**Data about app and page elements**
-------------------------

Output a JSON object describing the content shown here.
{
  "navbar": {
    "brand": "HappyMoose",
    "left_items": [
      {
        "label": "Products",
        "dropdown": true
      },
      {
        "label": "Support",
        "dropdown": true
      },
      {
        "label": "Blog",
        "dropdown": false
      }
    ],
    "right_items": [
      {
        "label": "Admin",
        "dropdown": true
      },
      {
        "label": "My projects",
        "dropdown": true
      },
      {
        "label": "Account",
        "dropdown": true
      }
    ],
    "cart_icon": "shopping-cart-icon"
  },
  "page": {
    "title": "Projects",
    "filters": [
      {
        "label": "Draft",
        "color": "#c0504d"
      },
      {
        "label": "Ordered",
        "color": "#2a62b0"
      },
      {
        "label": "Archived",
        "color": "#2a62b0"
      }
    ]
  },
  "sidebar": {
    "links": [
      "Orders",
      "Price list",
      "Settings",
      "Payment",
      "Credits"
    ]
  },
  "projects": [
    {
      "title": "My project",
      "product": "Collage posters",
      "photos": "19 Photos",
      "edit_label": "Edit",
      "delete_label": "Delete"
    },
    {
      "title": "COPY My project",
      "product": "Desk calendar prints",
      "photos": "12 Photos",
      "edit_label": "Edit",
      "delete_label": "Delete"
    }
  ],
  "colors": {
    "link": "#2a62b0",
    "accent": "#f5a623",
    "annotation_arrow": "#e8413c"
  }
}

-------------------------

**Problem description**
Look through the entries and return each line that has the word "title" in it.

**Exercise result**
    "title": "Projects",
      "title": "My project",
      "title": "COPY My project",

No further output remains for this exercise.